A bikini contest was organized by Eric Morley as part of the Festival of Britain. The purpose of organizing this event was to promote recently introduced bikini to the market, which was extensively regarded as immodest. This event went on to become a popular annual event called the Miss World.

Television

  • “I Love Lucy” Debuted

Publicity photo of Lucille Ball and Desi Arnaz in I Love Lucy

I Love Lucy, the classic TV show, debuted on the CBS network on October 15th. The show, exclusively produced by Desi Arnaz, starred comedienne Lucille Ball, Vivian Vance and William Frawley, and himself. The story revolved around Lucy’s comical antics.

The unique thing about this TV show is that it was filmed using three different cameras. Moreover, it was filmed in Hollywood using a live audience instead of that fake laugh track. The show was a huge success, and it secured many awards, including several Emmy awards.

  • First Baseball Game Televised in Color

1951 was the revolutionizing year for the fans of baseball as the game was televised in color. The fans loved watching the game, and their experience was out of this world. The match was between the Brooklyn Dodgers and Boston Braves.

News

  • Nevada Nuclear Test

The United States government started testing nuclear bombs at a test site in Nevada during January of 1951. After the development of the atomic bomb during the mid-1940s, the United States decided to move its test sites off of the country’s mainland.
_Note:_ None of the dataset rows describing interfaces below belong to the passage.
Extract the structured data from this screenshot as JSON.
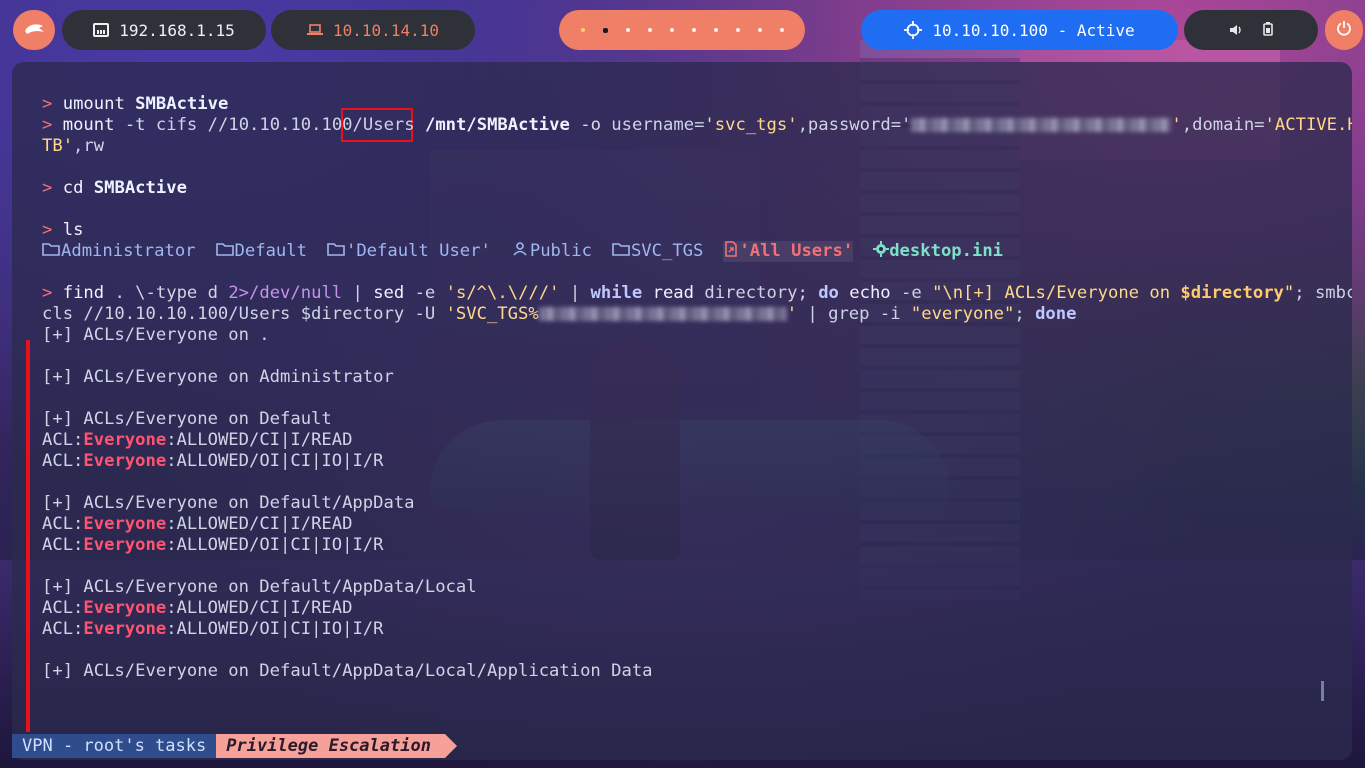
{
  "topbar": {
    "local_ip": "192.168.1.15",
    "vpn_ip": "10.10.14.10",
    "target": "10.10.10.100 - Active",
    "workspace_count": 10,
    "active_workspace_index": 1
  },
  "terminal": {
    "prompt_symbol": ">",
    "cmd1": {
      "c": "umount",
      "a": "SMBActive"
    },
    "cmd2": {
      "c": "mount",
      "flag_t": "-t",
      "type": "cifs",
      "path_pre": "//10.10.10.100",
      "path_share": "/Users",
      "mnt": "/mnt/SMBActive",
      "flag_o": "-o",
      "opt_user_key": "username=",
      "opt_user_val": "'svc_tgs'",
      "opt_pass_key": ",password='",
      "opt_pass_tail": "'",
      "opt_domain_key": ",domain=",
      "opt_domain_val1": "'ACTIVE.H",
      "opt_domain_val2": "TB'",
      "opt_rw": ",rw"
    },
    "cmd3": {
      "c": "cd",
      "a": "SMBActive"
    },
    "cmd4": {
      "c": "ls"
    },
    "ls": {
      "administrator": "Administrator",
      "default": "Default",
      "default_user": "'Default User'",
      "public": "Public",
      "svc_tgs": "SVC_TGS",
      "all_users": "'All Users'",
      "desktop_ini": "desktop.ini"
    },
    "cmd5": {
      "c": "find",
      "p1": ". \\-type d ",
      "redir": "2>/dev/null",
      "p2": " | ",
      "sed": "sed",
      "p3": " -e ",
      "sed_expr": "'s/^\\.\\///'",
      "p4": " | ",
      "while": "while",
      "read": " read",
      "p5": " directory; ",
      "do": "do",
      "echo": " echo",
      "p6": " -e ",
      "echo_str_a": "\"\\n[+] ACLs/Everyone on ",
      "echo_var": "$directory",
      "echo_str_b": "\"",
      "p7": "; smbca",
      "l2_a": "cls //10.10.10.100/Users $directory -U ",
      "l2_user": "'SVC_TGS%",
      "l2_tail": "'",
      "l2_b": " | grep -i ",
      "l2_str": "\"everyone\"",
      "l2_c": "; ",
      "done": "done"
    },
    "output": {
      "h1": "[+] ACLs/Everyone on .",
      "h2": "[+] ACLs/Everyone on Administrator",
      "h3": "[+] ACLs/Everyone on Default",
      "h4": "[+] ACLs/Everyone on Default/AppData",
      "h5": "[+] ACLs/Everyone on Default/AppData/Local",
      "h6": "[+] ACLs/Everyone on Default/AppData/Local/Application Data",
      "acl": "ACL:",
      "everyone": "Everyone",
      "read": ":ALLOWED/CI|I/READ",
      "r": ":ALLOWED/OI|CI|IO|I/R"
    }
  },
  "statusbar": {
    "task": "VPN - root's tasks",
    "mode": "Privilege Escalation"
  },
  "colors": {
    "accent": "#f07f67",
    "target_blue": "#1f6df3",
    "prompt": "#f07178",
    "everyone": "#ff5370",
    "highlight_box": "#e8101b"
  },
  "icons": [
    "arch-logo-icon",
    "network-icon",
    "laptop-icon",
    "crosshair-icon",
    "volume-icon",
    "battery-icon",
    "power-icon",
    "folder-icon",
    "user-icon",
    "symlink-icon",
    "gear-icon"
  ]
}
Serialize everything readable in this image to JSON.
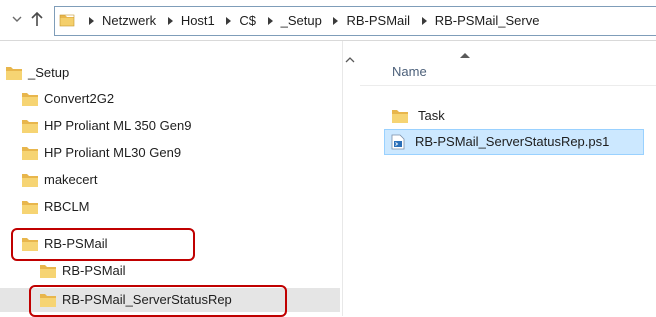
{
  "address_bar": {
    "crumbs": [
      "Netzwerk",
      "Host1",
      "C$",
      "_Setup",
      "RB-PSMail",
      "RB-PSMail_Serve"
    ]
  },
  "tree": {
    "items": [
      {
        "label": "_Setup"
      },
      {
        "label": "Convert2G2"
      },
      {
        "label": "HP Proliant ML 350 Gen9"
      },
      {
        "label": "HP Proliant ML30 Gen9"
      },
      {
        "label": "makecert"
      },
      {
        "label": "RBCLM"
      },
      {
        "label": "RB-PSMail"
      },
      {
        "label": "RB-PSMail"
      },
      {
        "label": "RB-PSMail_ServerStatusRep"
      }
    ]
  },
  "content": {
    "column_name": "Name",
    "files": [
      {
        "name": "Task",
        "icon": "folder-icon"
      },
      {
        "name": "RB-PSMail_ServerStatusRep.ps1",
        "icon": "powershell-script-icon"
      }
    ]
  },
  "colors": {
    "highlight": "#c00000",
    "selection": "#cce8ff",
    "folder": "#e8b64c"
  }
}
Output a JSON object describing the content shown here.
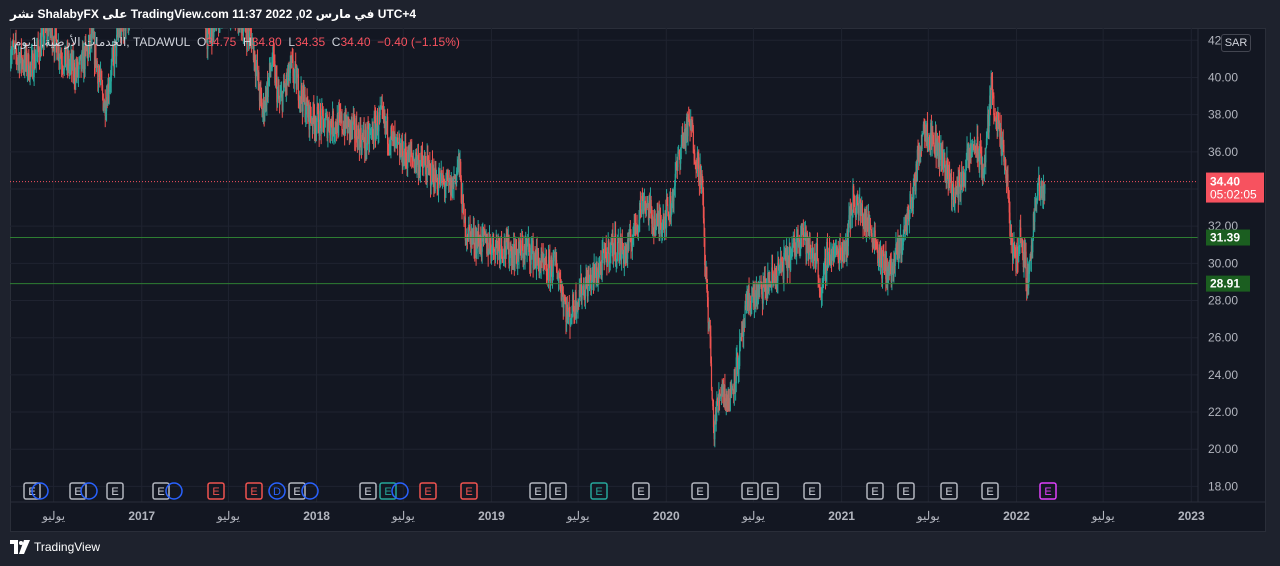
{
  "header": {
    "title": "نشر ShalabyFX على TradingView.com في مارس 02, 2022 11:37 UTC+4"
  },
  "legend": {
    "symbol": "الخدمات الأرضية, 1يوم, TADAWUL",
    "o_label": "O",
    "o_value": "34.75",
    "h_label": "H",
    "h_value": "34.80",
    "l_label": "L",
    "l_value": "34.35",
    "c_label": "C",
    "c_value": "34.40",
    "change": "−0.40 (−1.15%)"
  },
  "currency_badge": "SAR",
  "price_scale": {
    "ticks": [
      "42.00",
      "40.00",
      "38.00",
      "36.00",
      "34.00",
      "32.00",
      "30.00",
      "28.00",
      "26.00",
      "24.00",
      "22.00",
      "20.00",
      "18.00"
    ],
    "current_price": "34.40",
    "countdown": "05:02:05",
    "support_1": "31.39",
    "support_2": "28.91"
  },
  "time_scale": {
    "labels": [
      "يوليو",
      "2017",
      "يوليو",
      "2018",
      "يوليو",
      "2019",
      "يوليو",
      "2020",
      "يوليو",
      "2021",
      "يوليو",
      "2022",
      "يوليو",
      "2023"
    ]
  },
  "events": {
    "markers": [
      {
        "label": "E",
        "type": "e-gray"
      },
      {
        "label": "",
        "type": "d-blue"
      },
      {
        "label": "E",
        "type": "e-gray"
      },
      {
        "label": "",
        "type": "d-blue"
      },
      {
        "label": "E",
        "type": "e-gray"
      },
      {
        "label": "E",
        "type": "e-gray"
      },
      {
        "label": "",
        "type": "d-blue"
      },
      {
        "label": "E",
        "type": "e-red"
      },
      {
        "label": "E",
        "type": "e-red"
      },
      {
        "label": "D",
        "type": "d-blue"
      },
      {
        "label": "E",
        "type": "e-gray"
      },
      {
        "label": "",
        "type": "d-blue"
      },
      {
        "label": "E",
        "type": "e-gray"
      },
      {
        "label": "E",
        "type": "e-green"
      },
      {
        "label": "",
        "type": "d-blue"
      },
      {
        "label": "E",
        "type": "e-red"
      },
      {
        "label": "E",
        "type": "e-red"
      },
      {
        "label": "E",
        "type": "e-gray"
      },
      {
        "label": "E",
        "type": "e-gray"
      },
      {
        "label": "E",
        "type": "e-green"
      },
      {
        "label": "E",
        "type": "e-gray"
      },
      {
        "label": "E",
        "type": "e-gray"
      },
      {
        "label": "E",
        "type": "e-gray"
      },
      {
        "label": "E",
        "type": "e-gray"
      },
      {
        "label": "E",
        "type": "e-gray"
      },
      {
        "label": "E",
        "type": "e-gray"
      },
      {
        "label": "E",
        "type": "e-gray"
      },
      {
        "label": "E",
        "type": "e-gray"
      },
      {
        "label": "E",
        "type": "e-gray"
      },
      {
        "label": "E",
        "type": "e-purple"
      }
    ]
  },
  "footer": {
    "brand": "TradingView"
  },
  "colors": {
    "up": "#26a69a",
    "down": "#ef5350",
    "support": "#1b5e20",
    "price_line": "#f7525f"
  },
  "chart_data": {
    "type": "candlestick",
    "symbol": "الخدمات الأرضية",
    "exchange": "TADAWUL",
    "interval": "1D",
    "ylim": [
      17,
      42.5
    ],
    "xlim": [
      "2016-04-01",
      "2023-01-15"
    ],
    "horizontal_lines": [
      31.39,
      28.91
    ],
    "last_price": 34.4,
    "path": [
      [
        "2016-04-01",
        41.5
      ],
      [
        "2016-05-15",
        40.5
      ],
      [
        "2016-06-20",
        42.8
      ],
      [
        "2016-07-20",
        41.0
      ],
      [
        "2016-08-20",
        40.2
      ],
      [
        "2016-09-20",
        42.0
      ],
      [
        "2016-10-15",
        38.5
      ],
      [
        "2016-11-15",
        42.5
      ],
      [
        "2016-12-20",
        44.0
      ],
      [
        "2017-02-01",
        45.0
      ],
      [
        "2017-04-01",
        46.0
      ],
      [
        "2017-05-01",
        44.5
      ],
      [
        "2017-05-20",
        42.0
      ],
      [
        "2017-06-20",
        44.0
      ],
      [
        "2017-07-20",
        43.5
      ],
      [
        "2017-08-20",
        42.0
      ],
      [
        "2017-09-10",
        38.0
      ],
      [
        "2017-10-01",
        41.0
      ],
      [
        "2017-10-15",
        38.5
      ],
      [
        "2017-11-10",
        40.5
      ],
      [
        "2017-12-15",
        38.0
      ],
      [
        "2018-01-15",
        37.5
      ],
      [
        "2018-03-01",
        37.5
      ],
      [
        "2018-04-15",
        36.5
      ],
      [
        "2018-05-15",
        37.8
      ],
      [
        "2018-06-20",
        36.0
      ],
      [
        "2018-08-01",
        35.5
      ],
      [
        "2018-09-10",
        34.5
      ],
      [
        "2018-10-10",
        34.0
      ],
      [
        "2018-10-25",
        35.5
      ],
      [
        "2018-11-05",
        32.0
      ],
      [
        "2018-11-25",
        31.3
      ],
      [
        "2018-12-25",
        31.0
      ],
      [
        "2019-01-20",
        31.0
      ],
      [
        "2019-02-20",
        30.5
      ],
      [
        "2019-03-20",
        30.8
      ],
      [
        "2019-04-25",
        29.5
      ],
      [
        "2019-05-15",
        30.0
      ],
      [
        "2019-05-25",
        29.0
      ],
      [
        "2019-06-10",
        27.0
      ],
      [
        "2019-07-05",
        28.5
      ],
      [
        "2019-08-10",
        29.5
      ],
      [
        "2019-09-10",
        31.0
      ],
      [
        "2019-10-10",
        30.5
      ],
      [
        "2019-11-15",
        33.5
      ],
      [
        "2019-12-10",
        32.0
      ],
      [
        "2020-01-10",
        33.0
      ],
      [
        "2020-02-01",
        36.5
      ],
      [
        "2020-02-20",
        37.5
      ],
      [
        "2020-03-05",
        35.5
      ],
      [
        "2020-03-15",
        34.5
      ],
      [
        "2020-03-22",
        30.0
      ],
      [
        "2020-04-01",
        26.0
      ],
      [
        "2020-04-08",
        21.0
      ],
      [
        "2020-04-25",
        23.5
      ],
      [
        "2020-05-10",
        22.5
      ],
      [
        "2020-06-01",
        25.0
      ],
      [
        "2020-06-20",
        28.0
      ],
      [
        "2020-07-20",
        28.5
      ],
      [
        "2020-08-20",
        29.5
      ],
      [
        "2020-09-20",
        30.5
      ],
      [
        "2020-10-10",
        32.0
      ],
      [
        "2020-10-25",
        30.5
      ],
      [
        "2020-11-10",
        30.5
      ],
      [
        "2020-11-20",
        28.0
      ],
      [
        "2020-12-01",
        30.5
      ],
      [
        "2020-12-20",
        30.5
      ],
      [
        "2021-01-10",
        31.0
      ],
      [
        "2021-01-25",
        33.5
      ],
      [
        "2021-02-15",
        32.5
      ],
      [
        "2021-03-10",
        31.5
      ],
      [
        "2021-03-25",
        30.0
      ],
      [
        "2021-04-15",
        29.5
      ],
      [
        "2021-05-10",
        31.5
      ],
      [
        "2021-06-01",
        34.0
      ],
      [
        "2021-06-20",
        37.5
      ],
      [
        "2021-07-15",
        36.5
      ],
      [
        "2021-08-10",
        35.0
      ],
      [
        "2021-08-25",
        33.5
      ],
      [
        "2021-09-15",
        35.0
      ],
      [
        "2021-10-05",
        36.5
      ],
      [
        "2021-10-25",
        35.0
      ],
      [
        "2021-11-10",
        39.5
      ],
      [
        "2021-11-25",
        37.0
      ],
      [
        "2021-12-10",
        35.0
      ],
      [
        "2021-12-20",
        31.5
      ],
      [
        "2021-12-28",
        30.0
      ],
      [
        "2022-01-10",
        31.5
      ],
      [
        "2022-01-25",
        29.0
      ],
      [
        "2022-02-05",
        32.0
      ],
      [
        "2022-02-15",
        34.0
      ],
      [
        "2022-02-25",
        33.5
      ],
      [
        "2022-03-02",
        34.4
      ]
    ]
  }
}
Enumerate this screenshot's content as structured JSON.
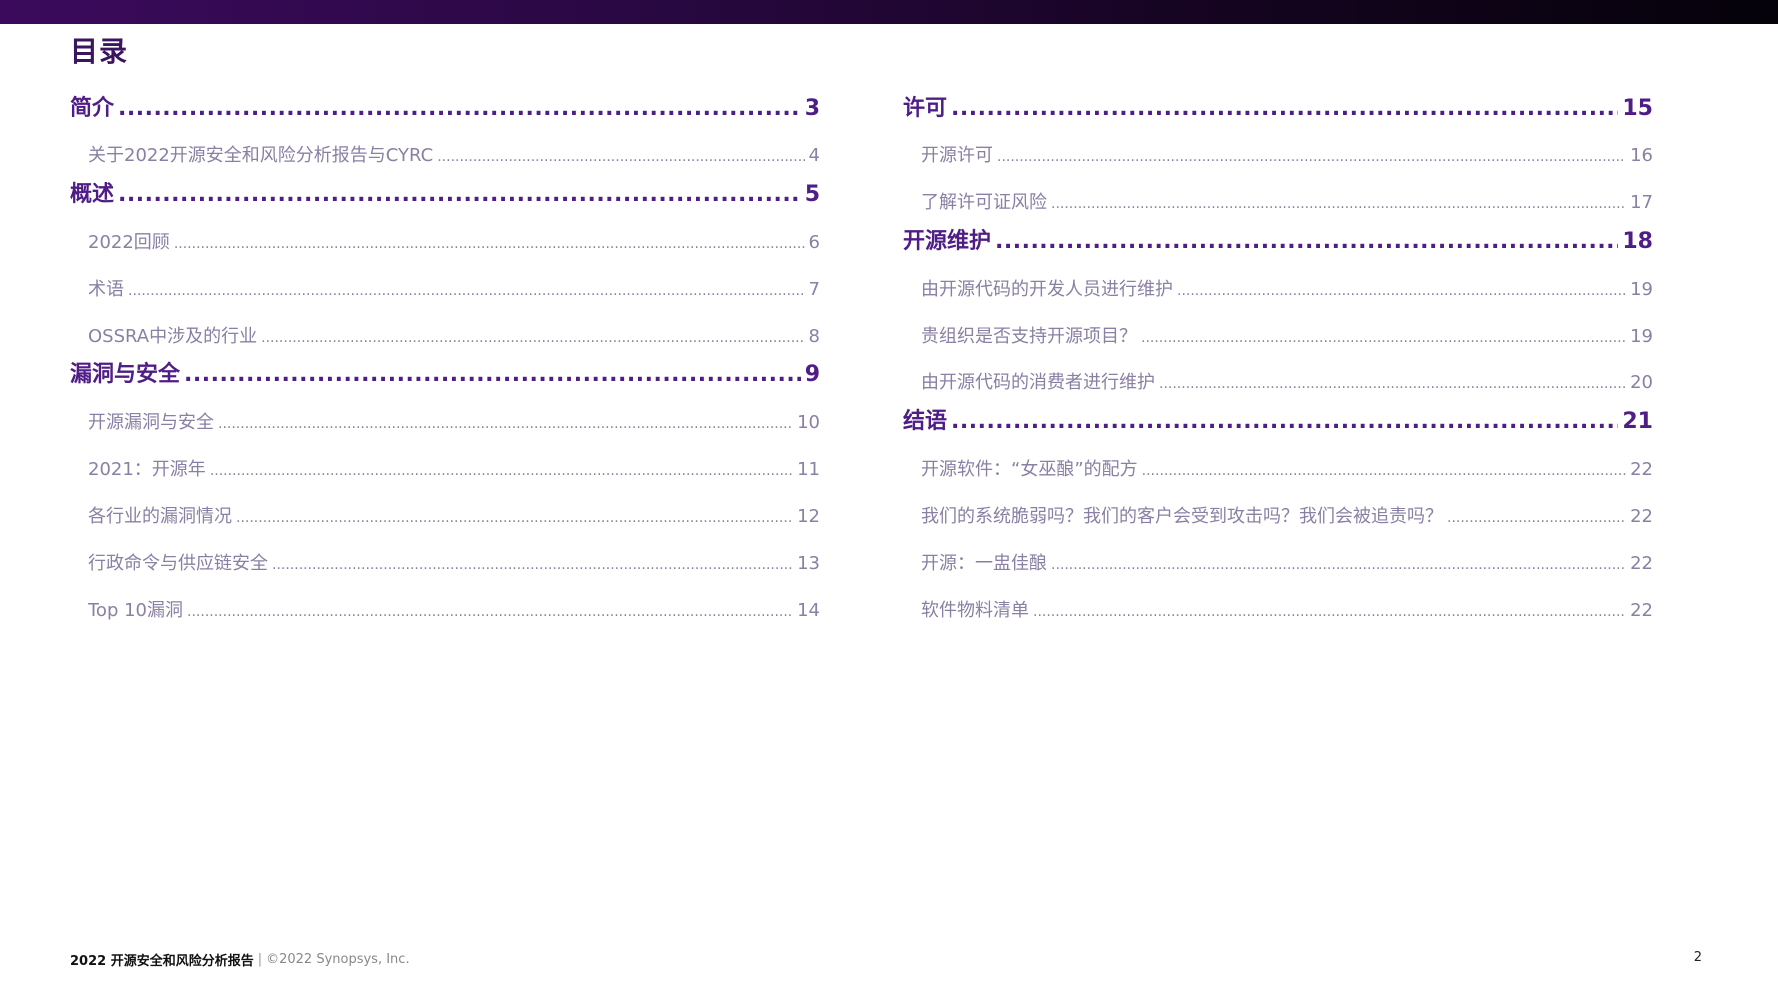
{
  "title": "目录",
  "left_column": [
    {
      "kind": "section",
      "label": "简介",
      "page": "3"
    },
    {
      "kind": "sub",
      "label": "关于2022开源安全和风险分析报告与CYRC",
      "page": "4"
    },
    {
      "kind": "section",
      "label": "概述",
      "page": "5"
    },
    {
      "kind": "sub",
      "label": "2022回顾",
      "page": "6"
    },
    {
      "kind": "sub",
      "label": "术语",
      "page": "7"
    },
    {
      "kind": "sub",
      "label": "OSSRA中涉及的行业",
      "page": "8"
    },
    {
      "kind": "section",
      "label": "漏洞与安全",
      "page": "9"
    },
    {
      "kind": "sub",
      "label": "开源漏洞与安全",
      "page": "10"
    },
    {
      "kind": "sub",
      "label": "2021：开源年",
      "page": "11"
    },
    {
      "kind": "sub",
      "label": "各行业的漏洞情况",
      "page": "12"
    },
    {
      "kind": "sub",
      "label": "行政命令与供应链安全",
      "page": "13"
    },
    {
      "kind": "sub",
      "label": "Top 10漏洞",
      "page": "14"
    }
  ],
  "right_column": [
    {
      "kind": "section",
      "label": "许可",
      "page": "15"
    },
    {
      "kind": "sub",
      "label": "开源许可",
      "page": "16"
    },
    {
      "kind": "sub",
      "label": "了解许可证风险",
      "page": "17"
    },
    {
      "kind": "section",
      "label": "开源维护",
      "page": "18"
    },
    {
      "kind": "sub",
      "label": "由开源代码的开发人员进行维护",
      "page": "19"
    },
    {
      "kind": "sub",
      "label": "贵组织是否支持开源项目？",
      "page": "19"
    },
    {
      "kind": "sub",
      "label": "由开源代码的消费者进行维护",
      "page": "20"
    },
    {
      "kind": "section",
      "label": "结语",
      "page": "21"
    },
    {
      "kind": "sub",
      "label": "开源软件：“女巫酿”的配方",
      "page": "22"
    },
    {
      "kind": "sub",
      "label": "我们的系统脆弱吗？我们的客户会受到攻击吗？我们会被追责吗？",
      "page": "22"
    },
    {
      "kind": "sub",
      "label": "开源：一盅佳酿",
      "page": "22"
    },
    {
      "kind": "sub",
      "label": "软件物料清单",
      "page": "22"
    }
  ],
  "footer": {
    "report": "2022 开源安全和风险分析报告",
    "separator": "|",
    "copyright": "©2022 Synopsys, Inc."
  },
  "page_number": "2",
  "colors": {
    "section": "#4f1d86",
    "sub": "#8a80a3",
    "title": "#3a1660"
  }
}
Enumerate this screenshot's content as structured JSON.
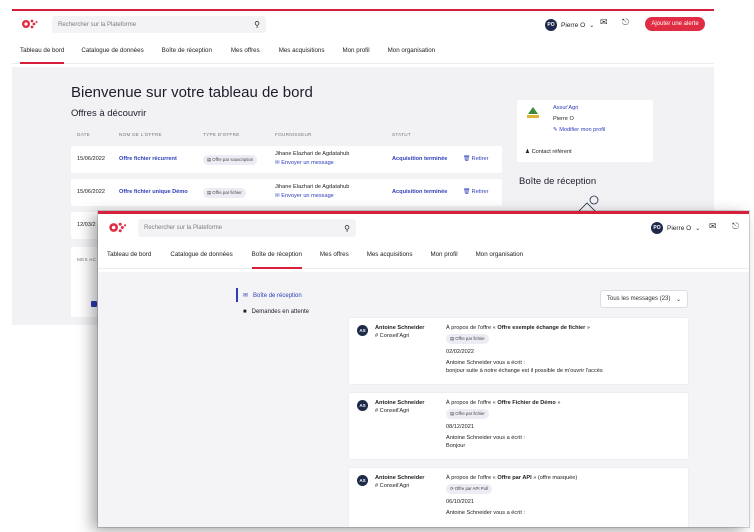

They started using islands in the Pacific. However, due to the safety concerns, the US government moved the testing back to the mainland, they chose a large portion of mountainous and desert land in Nevada.

The first series of tests held at this site was called Operation Ranger. Due to the adverse health hazards that were observed, all the tests were moved underground by 1962. In short, a total of 928 nuclear tests were conducted at the Nevada Test Site from 1951 to 1992.

  • Operation Greenhouse

The US government performed the first-ever thermonuclear weapon test during May of 1951. It was a part of “Operation Greenhouse” and was conducted at the Enewetak Atoll. It was the first successful small-scale demonstration of a hydrogen bomb (non-weaponized).

The test resulted in their design foundation being a huge success. Hence, they concluded that it was now possible to create a large-scale hydrogen bomb. Therefore, the US went on to test the first full-scale hydrogen bomb during November of 1952, called Ivy Mike.

  • First Direct-Dial Coast to Coast Telephone Call

During November of 1951, the first-ever direct-dial coast to coast telephone call was made. The call took about 18 seconds to connect, and it was placed between the Mayor of Englewood, New Jersey, M. Leslie Denning, and the Mayor of Alameda, California, Frank Osborne. To place the call, AT&T’s direct distance dialing system was used. This new method used a ten-digit phone number, which included a three-digit area code.

  • Twenty-second Amendment

The Twenty-second Amendment was passed on February 27th, 1951. According to this amendment, the number of terms a president may serve in office was limited to two, making it for a total of eight years.

Dance

  • Couple Dancing

Dance has always been quite an important part of pop culture, and in the 1950s, couple dancing was very trendy. Different types of pop culture dances that symbolized the year of 1951 are The Stroll, Swing dancing, and The Cha Cha.

Related posts: